In many parts of the country, it’s time to really begin preparing for winter – the cold temps, the snow, the ice. It’s enough to make anyone want to hibernate all winter-long if you live in the northern half of our country. But there are also a lot of beautiful parts of winter, and it’s important to not just isolate during the long, cold months.
This is especially true if you’re a caregiver of an aging parent. It’s a bit scary thinking about elderly parents living in their homes when temperatures dip to single digits (or even negative digits) or snowfalls are accumulating at inches per hour. Knowing your parent still needs to get the pharmacy to pick up medications or the grocery store to get food can cause stress and worry in any caregiver (not to mention the parent). Let’s look at some steps you can take now to help your parents not only survive the winter, but maybe even enjoy it a bit as well.
Do a cold-weather clothing inventory.
Since sizes don’t change too often in older parents, it’s easy to think that winter gear from last year (or the last ten years) will be just fine again.

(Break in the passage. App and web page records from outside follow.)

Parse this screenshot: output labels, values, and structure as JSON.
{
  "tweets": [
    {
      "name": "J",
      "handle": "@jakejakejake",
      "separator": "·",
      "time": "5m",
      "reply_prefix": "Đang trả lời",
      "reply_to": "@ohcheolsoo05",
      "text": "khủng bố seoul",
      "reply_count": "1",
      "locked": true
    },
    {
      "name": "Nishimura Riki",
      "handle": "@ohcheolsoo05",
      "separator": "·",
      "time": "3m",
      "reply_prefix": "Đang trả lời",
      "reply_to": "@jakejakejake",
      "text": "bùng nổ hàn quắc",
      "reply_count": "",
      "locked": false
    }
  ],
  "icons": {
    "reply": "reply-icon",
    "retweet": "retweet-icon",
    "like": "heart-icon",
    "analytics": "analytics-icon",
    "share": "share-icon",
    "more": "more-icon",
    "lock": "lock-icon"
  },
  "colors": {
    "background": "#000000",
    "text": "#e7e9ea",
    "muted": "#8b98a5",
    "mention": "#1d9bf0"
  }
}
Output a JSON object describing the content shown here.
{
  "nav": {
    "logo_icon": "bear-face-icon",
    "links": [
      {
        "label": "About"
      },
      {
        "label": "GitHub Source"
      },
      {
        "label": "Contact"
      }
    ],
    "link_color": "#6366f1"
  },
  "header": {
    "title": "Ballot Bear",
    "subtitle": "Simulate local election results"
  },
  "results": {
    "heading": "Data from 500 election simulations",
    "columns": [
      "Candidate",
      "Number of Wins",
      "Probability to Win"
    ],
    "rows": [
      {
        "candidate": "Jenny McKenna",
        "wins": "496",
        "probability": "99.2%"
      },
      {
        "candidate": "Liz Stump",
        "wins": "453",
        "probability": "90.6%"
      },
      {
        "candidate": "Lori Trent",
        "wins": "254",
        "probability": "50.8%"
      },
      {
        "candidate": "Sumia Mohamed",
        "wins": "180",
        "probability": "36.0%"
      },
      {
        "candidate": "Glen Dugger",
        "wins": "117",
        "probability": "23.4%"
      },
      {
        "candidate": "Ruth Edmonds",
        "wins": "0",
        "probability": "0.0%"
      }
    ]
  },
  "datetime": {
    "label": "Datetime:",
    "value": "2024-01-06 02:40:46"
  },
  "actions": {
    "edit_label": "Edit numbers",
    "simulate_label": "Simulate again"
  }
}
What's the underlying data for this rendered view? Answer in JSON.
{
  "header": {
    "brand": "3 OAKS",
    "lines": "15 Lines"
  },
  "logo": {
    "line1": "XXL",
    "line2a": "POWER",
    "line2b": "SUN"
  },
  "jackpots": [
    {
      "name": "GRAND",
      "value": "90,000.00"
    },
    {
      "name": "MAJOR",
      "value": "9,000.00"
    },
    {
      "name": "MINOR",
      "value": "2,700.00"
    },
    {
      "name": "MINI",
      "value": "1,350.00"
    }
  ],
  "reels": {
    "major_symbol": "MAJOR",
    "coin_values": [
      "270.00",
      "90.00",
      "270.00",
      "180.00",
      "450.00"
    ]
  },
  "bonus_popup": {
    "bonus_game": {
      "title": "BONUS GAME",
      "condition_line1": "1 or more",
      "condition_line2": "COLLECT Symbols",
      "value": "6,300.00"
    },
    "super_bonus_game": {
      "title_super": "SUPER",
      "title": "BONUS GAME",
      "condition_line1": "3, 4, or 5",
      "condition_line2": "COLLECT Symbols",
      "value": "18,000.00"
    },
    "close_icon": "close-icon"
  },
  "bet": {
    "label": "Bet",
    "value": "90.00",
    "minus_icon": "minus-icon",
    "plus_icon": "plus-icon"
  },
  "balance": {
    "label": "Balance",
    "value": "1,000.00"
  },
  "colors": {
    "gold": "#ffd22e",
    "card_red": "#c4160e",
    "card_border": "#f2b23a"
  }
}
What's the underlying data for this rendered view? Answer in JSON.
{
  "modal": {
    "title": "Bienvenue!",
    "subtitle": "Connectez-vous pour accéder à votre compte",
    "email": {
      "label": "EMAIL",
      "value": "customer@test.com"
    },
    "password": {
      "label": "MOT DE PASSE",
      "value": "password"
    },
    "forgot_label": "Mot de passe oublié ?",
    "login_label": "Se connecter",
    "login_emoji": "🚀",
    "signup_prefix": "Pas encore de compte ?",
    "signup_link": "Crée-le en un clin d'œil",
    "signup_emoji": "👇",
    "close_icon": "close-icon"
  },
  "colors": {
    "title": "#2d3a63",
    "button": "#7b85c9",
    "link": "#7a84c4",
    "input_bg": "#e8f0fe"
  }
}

Before your parent needs gloves to go outside and get the mail, check those gloves for new holes or worn spots. Look at boots to make sure the interiors are still lined nicely, and treads are deep and not worn smooth. Do an inventory of hats, scarves, warm socks and make sure they are all now easily accessible to your parent. If you don’t live nearby, this can be a great task for a home care professional to help your parent review and organize.
Make sure winter tools are taken out of storage and easily accessible.
Don’t wait until the first ice storm to check and see if your parent has salt available. While the weather is still decent, get a big bag of salt (with a scoop) and put it right by each door so that salt can be scattered on sidewalks before the first step is even taken. Make sure shovels and ice picks are also out and easily accessible. If your parent needs a snowblower at his home, have a pre-season inspection done on it so when it’s time to blow that first foot of snow off the driveway, all your parent has to do is fire it up. Finally, make sure you have someone on call to help with any of these tasks that perhaps your parent is unable to physically perform. As a caregiver, you may not live close enough or have the time to unbury your parent from a snowstorm. Have a home care professional signed up to help or ask friends and neighbors to be on call.
Have the car winter-care emergency kit prepped.
If your parent is still driving or has someone drive her around in her car, make sure the winter emergency kit is set with all of the needed essentials and that everything is in working order. You can find a great list here: https://www.almanac.com/content/winter-car-emergency-kit. Finally, make sure that kit is easy to get to. Don’t bury it under the spare tire in the trunk. And always remember, if driving is not safe for your senior parent, enlist someone like a home care professional or a family member to run errands for your parent.
Cold and snowy winters are a fact of life in many parts of the country. Even southern states see temperature changes that require updated clothing and supplies to match what’s going on outside. While caution must be used when severe weather events are happening, it’s healthy and positive to get out and enjoy some of the limited sunshine and fresh air even in the coldest months. As a loving caregiver, you just need to help make sure your parent is ready to do that.